Exercise:
Once you have read the data below, write it all out exactly.

(Interface dataset entries)
☆ ☆ ☆ ☆ ☆ ☆ ☆

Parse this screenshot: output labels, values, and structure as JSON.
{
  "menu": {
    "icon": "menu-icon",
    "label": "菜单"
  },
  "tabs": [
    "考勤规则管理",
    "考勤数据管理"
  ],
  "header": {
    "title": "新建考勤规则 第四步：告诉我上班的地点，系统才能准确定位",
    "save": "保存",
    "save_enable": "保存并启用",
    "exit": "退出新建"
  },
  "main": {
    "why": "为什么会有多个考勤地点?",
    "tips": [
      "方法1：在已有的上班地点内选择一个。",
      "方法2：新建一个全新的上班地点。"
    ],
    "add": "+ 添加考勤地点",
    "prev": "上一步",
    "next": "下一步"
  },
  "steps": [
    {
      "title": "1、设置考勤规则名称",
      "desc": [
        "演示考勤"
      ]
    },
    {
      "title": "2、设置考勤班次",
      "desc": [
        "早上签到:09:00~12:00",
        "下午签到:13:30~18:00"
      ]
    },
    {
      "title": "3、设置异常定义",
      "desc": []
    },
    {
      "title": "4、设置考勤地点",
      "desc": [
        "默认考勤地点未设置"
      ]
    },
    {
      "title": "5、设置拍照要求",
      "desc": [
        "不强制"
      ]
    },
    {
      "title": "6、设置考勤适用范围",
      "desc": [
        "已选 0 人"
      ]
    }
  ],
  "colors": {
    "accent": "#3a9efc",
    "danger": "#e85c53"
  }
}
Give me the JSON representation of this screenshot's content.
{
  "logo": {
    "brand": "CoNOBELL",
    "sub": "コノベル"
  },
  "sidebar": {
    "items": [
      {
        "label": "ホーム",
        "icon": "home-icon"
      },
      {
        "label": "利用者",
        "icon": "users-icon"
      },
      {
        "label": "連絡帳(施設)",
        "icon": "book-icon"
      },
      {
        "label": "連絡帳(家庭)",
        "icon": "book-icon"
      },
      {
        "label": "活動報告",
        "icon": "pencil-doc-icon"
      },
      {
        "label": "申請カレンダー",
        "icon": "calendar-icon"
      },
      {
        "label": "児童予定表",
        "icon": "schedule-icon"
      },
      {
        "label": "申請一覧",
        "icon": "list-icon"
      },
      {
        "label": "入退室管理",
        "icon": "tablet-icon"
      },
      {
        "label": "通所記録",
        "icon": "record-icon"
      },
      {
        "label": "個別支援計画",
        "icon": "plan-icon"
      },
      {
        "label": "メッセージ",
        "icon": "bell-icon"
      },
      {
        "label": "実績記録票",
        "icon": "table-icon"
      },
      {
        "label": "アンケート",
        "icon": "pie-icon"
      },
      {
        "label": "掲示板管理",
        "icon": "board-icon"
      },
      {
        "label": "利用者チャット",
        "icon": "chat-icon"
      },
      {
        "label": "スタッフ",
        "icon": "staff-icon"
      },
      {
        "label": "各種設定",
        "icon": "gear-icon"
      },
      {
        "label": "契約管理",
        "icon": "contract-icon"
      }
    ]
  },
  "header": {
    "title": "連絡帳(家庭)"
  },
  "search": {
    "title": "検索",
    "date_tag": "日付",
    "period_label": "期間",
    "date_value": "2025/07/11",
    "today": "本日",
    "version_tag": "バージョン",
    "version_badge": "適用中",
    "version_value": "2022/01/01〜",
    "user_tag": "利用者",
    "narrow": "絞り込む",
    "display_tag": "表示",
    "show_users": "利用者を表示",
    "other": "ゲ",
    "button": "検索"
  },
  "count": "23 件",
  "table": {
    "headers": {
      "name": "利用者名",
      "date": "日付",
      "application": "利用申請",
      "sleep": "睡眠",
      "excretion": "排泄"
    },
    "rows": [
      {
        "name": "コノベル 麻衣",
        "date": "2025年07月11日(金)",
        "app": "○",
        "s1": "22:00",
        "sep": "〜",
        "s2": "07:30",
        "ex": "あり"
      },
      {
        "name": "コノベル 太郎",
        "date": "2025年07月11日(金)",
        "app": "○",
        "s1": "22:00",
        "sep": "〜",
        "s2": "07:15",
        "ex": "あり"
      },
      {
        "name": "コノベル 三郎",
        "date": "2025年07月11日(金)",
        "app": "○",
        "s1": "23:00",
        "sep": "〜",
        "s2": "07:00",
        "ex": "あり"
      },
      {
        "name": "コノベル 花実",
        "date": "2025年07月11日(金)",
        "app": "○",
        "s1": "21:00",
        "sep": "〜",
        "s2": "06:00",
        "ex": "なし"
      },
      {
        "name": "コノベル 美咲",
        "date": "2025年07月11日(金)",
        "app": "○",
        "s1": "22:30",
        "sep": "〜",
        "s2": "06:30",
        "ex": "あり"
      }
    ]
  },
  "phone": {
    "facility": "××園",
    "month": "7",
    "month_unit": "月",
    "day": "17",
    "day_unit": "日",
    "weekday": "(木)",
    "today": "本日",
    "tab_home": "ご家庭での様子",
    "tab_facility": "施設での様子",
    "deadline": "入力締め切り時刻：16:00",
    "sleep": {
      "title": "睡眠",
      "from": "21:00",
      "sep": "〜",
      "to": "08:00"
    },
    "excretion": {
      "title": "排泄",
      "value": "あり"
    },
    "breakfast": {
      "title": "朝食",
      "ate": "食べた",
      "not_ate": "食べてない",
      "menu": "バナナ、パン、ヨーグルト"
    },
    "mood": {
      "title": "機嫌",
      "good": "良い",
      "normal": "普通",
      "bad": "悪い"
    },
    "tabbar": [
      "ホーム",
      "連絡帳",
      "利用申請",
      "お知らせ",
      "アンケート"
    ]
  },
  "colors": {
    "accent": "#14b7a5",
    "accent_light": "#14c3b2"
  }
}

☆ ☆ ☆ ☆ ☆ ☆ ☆

Answer to this exercise:
Parse this screenshot: output labels, values, and structure as JSON.
{
  "menu": {
    "icon": "menu-icon",
    "label": "菜单"
  },
  "tabs": [
    "考勤规则管理",
    "考勤数据管理"
  ],
  "header": {
    "title": "新建考勤规则 第四步：告诉我上班的地点，系统才能准确定位",
    "save": "保存",
    "save_enable": "保存并启用",
    "exit": "退出新建"
  },
  "main": {
    "why": "为什么会有多个考勤地点?",
    "tips": [
      "方法1：在已有的上班地点内选择一个。",
      "方法2：新建一个全新的上班地点。"
    ],
    "add": "+ 添加考勤地点",
    "prev": "上一步",
    "next": "下一步"
  },
  "steps": [
    {
      "title": "1、设置考勤规则名称",
      "desc": [
        "演示考勤"
      ]
    },
    {
      "title": "2、设置考勤班次",
      "desc": [
        "早上签到:09:00~12:00",
        "下午签到:13:30~18:00"
      ]
    },
    {
      "title": "3、设置异常定义",
      "desc": []
    },
    {
      "title": "4、设置考勤地点",
      "desc": [
        "默认考勤地点未设置"
      ]
    },
    {
      "title": "5、设置拍照要求",
      "desc": [
        "不强制"
      ]
    },
    {
      "title": "6、设置考勤适用范围",
      "desc": [
        "已选 0 人"
      ]
    }
  ],
  "colors": {
    "accent": "#3a9efc",
    "danger": "#e85c53"
  }
}
Give me the JSON representation of this screenshot's content.
{
  "logo": {
    "brand": "CoNOBELL",
    "sub": "コノベル"
  },
  "sidebar": {
    "items": [
      {
        "label": "ホーム",
        "icon": "home-icon"
      },
      {
        "label": "利用者",
        "icon": "users-icon"
      },
      {
        "label": "連絡帳(施設)",
        "icon": "book-icon"
      },
      {
        "label": "連絡帳(家庭)",
        "icon": "book-icon"
      },
      {
        "label": "活動報告",
        "icon": "pencil-doc-icon"
      },
      {
        "label": "申請カレンダー",
        "icon": "calendar-icon"
      },
      {
        "label": "児童予定表",
        "icon": "schedule-icon"
      },
      {
        "label": "申請一覧",
        "icon": "list-icon"
      },
      {
        "label": "入退室管理",
        "icon": "tablet-icon"
      },
      {
        "label": "通所記録",
        "icon": "record-icon"
      },
      {
        "label": "個別支援計画",
        "icon": "plan-icon"
      },
      {
        "label": "メッセージ",
        "icon": "bell-icon"
      },
      {
        "label": "実績記録票",
        "icon": "table-icon"
      },
      {
        "label": "アンケート",
        "icon": "pie-icon"
      },
      {
        "label": "掲示板管理",
        "icon": "board-icon"
      },
      {
        "label": "利用者チャット",
        "icon": "chat-icon"
      },
      {
        "label": "スタッフ",
        "icon": "staff-icon"
      },
      {
        "label": "各種設定",
        "icon": "gear-icon"
      },
      {
        "label": "契約管理",
        "icon": "contract-icon"
      }
    ]
  },
  "header": {
    "title": "連絡帳(家庭)"
  },
  "search": {
    "title": "検索",
    "date_tag": "日付",
    "period_label": "期間",
    "date_value": "2025/07/11",
    "today": "本日",
    "version_tag": "バージョン",
    "version_badge": "適用中",
    "version_value": "2022/01/01〜",
    "user_tag": "利用者",
    "narrow": "絞り込む",
    "display_tag": "表示",
    "show_users": "利用者を表示",
    "other": "ゲ",
    "button": "検索"
  },
  "count": "23 件",
  "table": {
    "headers": {
      "name": "利用者名",
      "date": "日付",
      "application": "利用申請",
      "sleep": "睡眠",
      "excretion": "排泄"
    },
    "rows": [
      {
        "name": "コノベル 麻衣",
        "date": "2025年07月11日(金)",
        "app": "○",
        "s1": "22:00",
        "sep": "〜",
        "s2": "07:30",
        "ex": "あり"
      },
      {
        "name": "コノベル 太郎",
        "date": "2025年07月11日(金)",
        "app": "○",
        "s1": "22:00",
        "sep": "〜",
        "s2": "07:15",
        "ex": "あり"
      },
      {
        "name": "コノベル 三郎",
        "date": "2025年07月11日(金)",
        "app": "○",
        "s1": "23:00",
        "sep": "〜",
        "s2": "07:00",
        "ex": "あり"
      },
      {
        "name": "コノベル 花実",
        "date": "2025年07月11日(金)",
        "app": "○",
        "s1": "21:00",
        "sep": "〜",
        "s2": "06:00",
        "ex": "なし"
      },
      {
        "name": "コノベル 美咲",
        "date": "2025年07月11日(金)",
        "app": "○",
        "s1": "22:30",
        "sep": "〜",
        "s2": "06:30",
        "ex": "あり"
      }
    ]
  },
  "phone": {
    "facility": "××園",
    "month": "7",
    "month_unit": "月",
    "day": "17",
    "day_unit": "日",
    "weekday": "(木)",
    "today": "本日",
    "tab_home": "ご家庭での様子",
    "tab_facility": "施設での様子",
    "deadline": "入力締め切り時刻：16:00",
    "sleep": {
      "title": "睡眠",
      "from": "21:00",
      "sep": "〜",
      "to": "08:00"
    },
    "excretion": {
      "title": "排泄",
      "value": "あり"
    },
    "breakfast": {
      "title": "朝食",
      "ate": "食べた",
      "not_ate": "食べてない",
      "menu": "バナナ、パン、ヨーグルト"
    },
    "mood": {
      "title": "機嫌",
      "good": "良い",
      "normal": "普通",
      "bad": "悪い"
    },
    "tabbar": [
      "ホーム",
      "連絡帳",
      "利用申請",
      "お知らせ",
      "アンケート"
    ]
  },
  "colors": {
    "accent": "#14b7a5",
    "accent_light": "#14c3b2"
  }
}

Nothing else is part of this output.